The rally and information meeting was still scheduled for Saturday at noon as of press time--after a week of legal volleying between NYCHA and lawyers for the Jacob Riis Houses tenants association.
For a month, tenants groups and housing advocates have been organizing to oppose the city's request to free NYCHA from federal public housing regulations--which could allow the authority to rent to richer tenants, disregard some rent caps for low-income tenants and even sell some NYCHA properties to private developers.
Val Orselli, executive director of the Cooper Square Committee, said the idea of a meeting was hatched in early April by his organization, the Riis tenant association and a Lower East Side coalition of public housing tenants.
"We are planning to inform tenants of the potential dangers they face with NYCHA," Orselli said. "Dangers like them being able to charge higher rents, opening apartments up for families with significantly higher incomes, elimination of tenant grievance procedures. Basically, we wanted people to know that deregulation is part of a movement to privatize public housing."
On Monday, city lawyers claimed NYCHA had rejected the application because event leaders wanted to use the rally for partisan political purposes. On Wednesday, State Supreme Court Justice Helen Freedman shot that argument down. Then, early Friday, a team of three NYCHA lawyers filed an appeal--a move which, for the moment, barred the demonstration.
"There will not be any meeting," said NYCHA spokesperson Ruth Colon late Friday afternoon.
"I am willing to get arrested if that means I'll be able to use my first amendment rights," responded Carlos Gonzalez, a Riis tenant leader, later Friday afternoon.
Moments later, Gonzalez learned that yet another state judge had okayed the demonstration--but only allowed Riis tenants to attend.
"This whole thing was crazy, they had three lawyers working full time just to keep a group of tenants from meeting," said Judith Goldiner, the Legal Aid lawyer who represented the Riis tenants. "The New York City Housing Authority is crazy."

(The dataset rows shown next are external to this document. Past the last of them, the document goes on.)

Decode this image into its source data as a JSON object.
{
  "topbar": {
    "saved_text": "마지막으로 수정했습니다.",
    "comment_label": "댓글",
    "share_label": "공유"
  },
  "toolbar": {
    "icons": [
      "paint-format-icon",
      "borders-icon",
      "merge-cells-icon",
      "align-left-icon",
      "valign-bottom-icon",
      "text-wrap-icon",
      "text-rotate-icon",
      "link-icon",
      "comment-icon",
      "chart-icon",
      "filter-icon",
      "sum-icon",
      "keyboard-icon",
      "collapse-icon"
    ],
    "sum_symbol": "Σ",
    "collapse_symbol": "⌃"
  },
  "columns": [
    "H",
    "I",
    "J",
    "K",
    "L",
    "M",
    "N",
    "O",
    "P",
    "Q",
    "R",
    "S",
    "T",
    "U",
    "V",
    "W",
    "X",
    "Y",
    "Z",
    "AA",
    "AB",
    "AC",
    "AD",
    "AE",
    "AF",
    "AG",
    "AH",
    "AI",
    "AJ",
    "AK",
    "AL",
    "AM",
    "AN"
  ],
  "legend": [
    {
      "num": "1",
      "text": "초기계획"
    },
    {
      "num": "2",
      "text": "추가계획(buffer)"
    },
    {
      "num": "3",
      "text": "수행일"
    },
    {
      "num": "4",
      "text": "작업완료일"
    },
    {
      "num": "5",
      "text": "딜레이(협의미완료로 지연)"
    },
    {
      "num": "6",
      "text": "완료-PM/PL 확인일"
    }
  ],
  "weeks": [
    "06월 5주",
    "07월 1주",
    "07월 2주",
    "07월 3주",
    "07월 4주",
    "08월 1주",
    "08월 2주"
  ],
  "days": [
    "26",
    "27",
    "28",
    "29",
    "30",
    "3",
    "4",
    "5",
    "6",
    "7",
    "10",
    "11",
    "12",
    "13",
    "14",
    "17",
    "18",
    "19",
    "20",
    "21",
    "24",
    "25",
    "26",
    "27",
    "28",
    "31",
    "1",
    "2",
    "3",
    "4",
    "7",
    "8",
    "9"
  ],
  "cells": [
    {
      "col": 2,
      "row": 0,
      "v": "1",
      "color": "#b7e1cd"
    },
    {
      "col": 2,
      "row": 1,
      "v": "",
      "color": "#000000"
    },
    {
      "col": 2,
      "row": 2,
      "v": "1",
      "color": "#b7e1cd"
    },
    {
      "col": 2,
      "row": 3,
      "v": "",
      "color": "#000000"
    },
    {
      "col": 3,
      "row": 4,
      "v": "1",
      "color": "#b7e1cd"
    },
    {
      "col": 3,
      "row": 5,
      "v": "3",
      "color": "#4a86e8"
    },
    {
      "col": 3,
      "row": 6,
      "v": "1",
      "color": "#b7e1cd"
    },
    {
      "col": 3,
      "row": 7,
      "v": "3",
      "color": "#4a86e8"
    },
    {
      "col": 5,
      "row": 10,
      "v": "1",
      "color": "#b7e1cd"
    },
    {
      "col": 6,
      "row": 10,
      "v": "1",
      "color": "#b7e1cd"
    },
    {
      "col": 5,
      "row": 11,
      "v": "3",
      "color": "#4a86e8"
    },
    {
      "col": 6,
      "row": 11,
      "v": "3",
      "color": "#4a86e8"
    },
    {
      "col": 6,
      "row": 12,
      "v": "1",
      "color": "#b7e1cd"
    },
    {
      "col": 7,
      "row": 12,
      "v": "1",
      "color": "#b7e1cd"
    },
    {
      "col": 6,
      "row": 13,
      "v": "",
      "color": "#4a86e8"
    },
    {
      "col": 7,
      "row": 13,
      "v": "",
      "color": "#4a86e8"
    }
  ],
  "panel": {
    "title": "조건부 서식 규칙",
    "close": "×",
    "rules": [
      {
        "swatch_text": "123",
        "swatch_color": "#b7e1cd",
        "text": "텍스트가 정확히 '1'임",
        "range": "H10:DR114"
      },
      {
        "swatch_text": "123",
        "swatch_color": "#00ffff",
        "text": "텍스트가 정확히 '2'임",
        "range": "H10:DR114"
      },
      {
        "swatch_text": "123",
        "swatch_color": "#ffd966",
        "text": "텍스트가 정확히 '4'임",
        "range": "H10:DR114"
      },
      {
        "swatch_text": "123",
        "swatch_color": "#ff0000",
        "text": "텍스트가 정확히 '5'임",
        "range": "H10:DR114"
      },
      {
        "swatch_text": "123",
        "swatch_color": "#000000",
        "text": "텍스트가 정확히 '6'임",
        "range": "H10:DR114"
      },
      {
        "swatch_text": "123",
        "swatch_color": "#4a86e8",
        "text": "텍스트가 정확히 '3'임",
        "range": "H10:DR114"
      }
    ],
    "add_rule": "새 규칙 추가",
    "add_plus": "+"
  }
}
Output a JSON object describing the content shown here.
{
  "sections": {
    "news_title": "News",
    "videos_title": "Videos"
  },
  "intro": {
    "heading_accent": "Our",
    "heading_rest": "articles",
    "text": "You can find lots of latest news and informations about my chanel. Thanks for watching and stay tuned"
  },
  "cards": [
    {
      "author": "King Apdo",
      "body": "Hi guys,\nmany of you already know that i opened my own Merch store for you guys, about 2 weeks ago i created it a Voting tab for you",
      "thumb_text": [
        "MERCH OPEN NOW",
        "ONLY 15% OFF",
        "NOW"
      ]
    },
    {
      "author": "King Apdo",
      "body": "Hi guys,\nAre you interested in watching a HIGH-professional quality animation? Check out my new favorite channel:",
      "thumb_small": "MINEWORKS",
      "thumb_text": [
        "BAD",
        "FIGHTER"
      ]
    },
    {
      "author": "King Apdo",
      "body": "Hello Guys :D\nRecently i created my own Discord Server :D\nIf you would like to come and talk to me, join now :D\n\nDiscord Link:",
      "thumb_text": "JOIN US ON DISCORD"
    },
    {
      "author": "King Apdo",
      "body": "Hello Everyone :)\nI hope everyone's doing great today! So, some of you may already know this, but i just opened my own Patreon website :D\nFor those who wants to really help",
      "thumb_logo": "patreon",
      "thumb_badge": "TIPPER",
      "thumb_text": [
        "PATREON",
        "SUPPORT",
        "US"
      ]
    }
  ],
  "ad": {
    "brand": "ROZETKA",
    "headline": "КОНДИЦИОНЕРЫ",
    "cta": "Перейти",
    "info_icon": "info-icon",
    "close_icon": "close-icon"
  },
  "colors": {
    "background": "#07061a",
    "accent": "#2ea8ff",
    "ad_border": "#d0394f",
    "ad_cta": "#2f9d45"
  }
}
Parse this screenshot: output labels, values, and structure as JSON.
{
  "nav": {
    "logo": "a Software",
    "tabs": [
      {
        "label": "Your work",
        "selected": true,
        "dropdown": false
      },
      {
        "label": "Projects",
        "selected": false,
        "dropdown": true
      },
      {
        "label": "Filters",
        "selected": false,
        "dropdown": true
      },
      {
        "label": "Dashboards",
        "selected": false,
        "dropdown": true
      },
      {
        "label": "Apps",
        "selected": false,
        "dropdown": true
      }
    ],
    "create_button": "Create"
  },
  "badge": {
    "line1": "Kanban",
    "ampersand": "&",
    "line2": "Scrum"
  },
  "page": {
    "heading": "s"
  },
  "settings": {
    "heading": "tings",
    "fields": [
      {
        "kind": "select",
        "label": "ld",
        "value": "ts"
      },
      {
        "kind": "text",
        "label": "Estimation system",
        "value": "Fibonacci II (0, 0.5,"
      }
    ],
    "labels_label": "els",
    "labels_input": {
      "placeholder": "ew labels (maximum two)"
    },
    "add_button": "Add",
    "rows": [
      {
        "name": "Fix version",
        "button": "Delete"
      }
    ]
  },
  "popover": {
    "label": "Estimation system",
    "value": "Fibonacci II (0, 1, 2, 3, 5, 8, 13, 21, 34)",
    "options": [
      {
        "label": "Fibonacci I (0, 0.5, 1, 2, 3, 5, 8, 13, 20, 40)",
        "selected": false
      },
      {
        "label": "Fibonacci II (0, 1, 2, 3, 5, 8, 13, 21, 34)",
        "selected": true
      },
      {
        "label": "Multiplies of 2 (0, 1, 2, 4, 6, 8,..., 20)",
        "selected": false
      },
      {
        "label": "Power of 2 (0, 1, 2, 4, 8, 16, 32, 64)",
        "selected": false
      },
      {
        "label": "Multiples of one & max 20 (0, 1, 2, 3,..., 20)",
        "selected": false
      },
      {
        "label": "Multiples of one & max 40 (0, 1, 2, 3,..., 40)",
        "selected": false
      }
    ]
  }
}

The demonstrators will have to sidestep one more hurdle however: sometime during the week of fervid lawyering, road crews began tearing up the disputed pavement. "I walked by and I saw the sidewalk being torn up by whatever you call those big, loud machines," Goldiner added.